In a 1973 letter to the Concordiensis, Graves attacked the methods Union had adopted to evaluate faculty and administrators, which he condemned as 'zero sum games' borrowed from business and industry by people who 'seem unaware that they are being discarded by those institutions.' He denounced the 'foolish criteria' of the Linebacker, with whose attempts to evaluate faculty he would not cooperate, but he saw no hope of immediate improvement: 'Unfortunately, I believe, from my knowledge of the psychological development of man, that we must pass through a rational-economic approach to the management of Union College because we are just maturing out of the benevolently autocratic form. Oh, how I wish it were not so, but it is.… We have to learn that the way to a productive, viable organization is not to be gained by pitting one against another in the arena of zero-sum games.'
Troubled by poor health, Graves gave up classroom teaching in 1978 to work on his book. Although he died in 1986, people still call the College seeking a complete account of his thinking, and the unhappy answer is that much of his systematic endeavors died with him." [Huntley, William C. (2003). Graves, Clare Wray. In The Encyclopedia of Union College History.(Page 352-353). Schenectady, NY: Union College Press.]
The bulk of the material herein is comprised of writings and manuscripts either by Graves or attributed to Graves. This collection has been documented at file level, with the exception of audiovisual materials in Box 6, Series IV. File names have been titled, in most cases, as assigned by Graves.
7.43 Cubic Feet
Language of Materials
Immediate Source of Acquisition
The original donation was made by the wife of Clare W. Graves in 1988source of the original collection is unknown. John Barrett donated additional materials in January 2007.

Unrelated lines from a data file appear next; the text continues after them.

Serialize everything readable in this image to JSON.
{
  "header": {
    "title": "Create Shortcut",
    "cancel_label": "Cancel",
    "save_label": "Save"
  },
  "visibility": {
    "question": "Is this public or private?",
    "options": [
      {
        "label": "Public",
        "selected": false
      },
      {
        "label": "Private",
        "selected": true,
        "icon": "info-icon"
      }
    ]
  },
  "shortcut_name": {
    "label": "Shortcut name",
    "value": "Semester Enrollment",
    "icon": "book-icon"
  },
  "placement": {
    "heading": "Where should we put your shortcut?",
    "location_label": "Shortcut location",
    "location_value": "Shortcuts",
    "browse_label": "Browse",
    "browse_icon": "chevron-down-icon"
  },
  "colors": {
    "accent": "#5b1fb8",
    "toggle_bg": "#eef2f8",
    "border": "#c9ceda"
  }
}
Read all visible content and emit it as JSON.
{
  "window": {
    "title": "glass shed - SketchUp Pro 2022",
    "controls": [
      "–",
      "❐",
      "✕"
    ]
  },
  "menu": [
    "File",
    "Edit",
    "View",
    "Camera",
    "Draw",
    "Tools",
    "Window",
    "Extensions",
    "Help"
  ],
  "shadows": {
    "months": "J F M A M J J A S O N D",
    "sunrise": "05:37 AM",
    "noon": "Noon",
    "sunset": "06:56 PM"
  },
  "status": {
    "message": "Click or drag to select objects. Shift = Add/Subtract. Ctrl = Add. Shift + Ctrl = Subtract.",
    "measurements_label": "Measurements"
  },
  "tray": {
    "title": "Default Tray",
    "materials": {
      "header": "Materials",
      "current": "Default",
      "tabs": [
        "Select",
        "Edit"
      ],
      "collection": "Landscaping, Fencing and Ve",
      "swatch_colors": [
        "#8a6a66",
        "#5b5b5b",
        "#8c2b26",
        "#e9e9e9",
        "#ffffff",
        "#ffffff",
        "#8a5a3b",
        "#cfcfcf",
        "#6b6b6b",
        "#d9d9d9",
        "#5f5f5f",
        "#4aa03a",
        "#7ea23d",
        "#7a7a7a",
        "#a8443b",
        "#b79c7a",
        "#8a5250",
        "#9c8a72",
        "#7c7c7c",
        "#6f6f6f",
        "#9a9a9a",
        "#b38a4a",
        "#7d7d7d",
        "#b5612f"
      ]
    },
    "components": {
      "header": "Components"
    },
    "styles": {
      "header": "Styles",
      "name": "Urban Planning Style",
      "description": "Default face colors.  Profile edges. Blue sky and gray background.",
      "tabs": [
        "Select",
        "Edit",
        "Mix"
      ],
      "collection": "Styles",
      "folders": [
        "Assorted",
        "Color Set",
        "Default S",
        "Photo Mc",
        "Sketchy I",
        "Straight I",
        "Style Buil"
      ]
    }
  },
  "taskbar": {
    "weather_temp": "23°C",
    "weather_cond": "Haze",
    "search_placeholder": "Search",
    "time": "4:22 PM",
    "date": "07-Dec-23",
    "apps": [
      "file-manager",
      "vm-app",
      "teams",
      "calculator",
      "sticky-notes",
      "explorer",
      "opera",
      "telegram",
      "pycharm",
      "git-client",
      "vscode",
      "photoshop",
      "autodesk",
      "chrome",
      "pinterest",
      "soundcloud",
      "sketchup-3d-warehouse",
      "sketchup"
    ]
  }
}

In 2017, collection 227 and accession 2007.002 were combined to create SCA-0227. Writings, notes, correspondence, audio and video recordings, and notes by and about Clare W. Graves. In 2018, collection was re-housed and entered at file level the ArchivesSpace record. Collection was divided into four series, 1-4. Series 1 is Personal and contains information pertaining to personal affairs of Graves, such as benefits information. Series 2 is Professional and deals with correspondence, records, manuscripts or writings about Graves but that cannot be attributed to Graves himself. It also contains information about his professional work, namely organizations with whom he worked and the records they maintained about him, as well as papers of his students. Series 3 forms the bulk of the collection and contains writings that I have attributed to Graves, although not all of them are certain or definitive in that regard.Seires 4 is Recordings. This contains audiovisual documentation of Graves' talks and lectures, and it requires further processing.
- Guide to the Clare W. Graves collection
- Andrea Belair
- November 6, 2018
- Description rules
- Describing Archives: A Content Standard
- Language of description
- Script of description
- Language of description note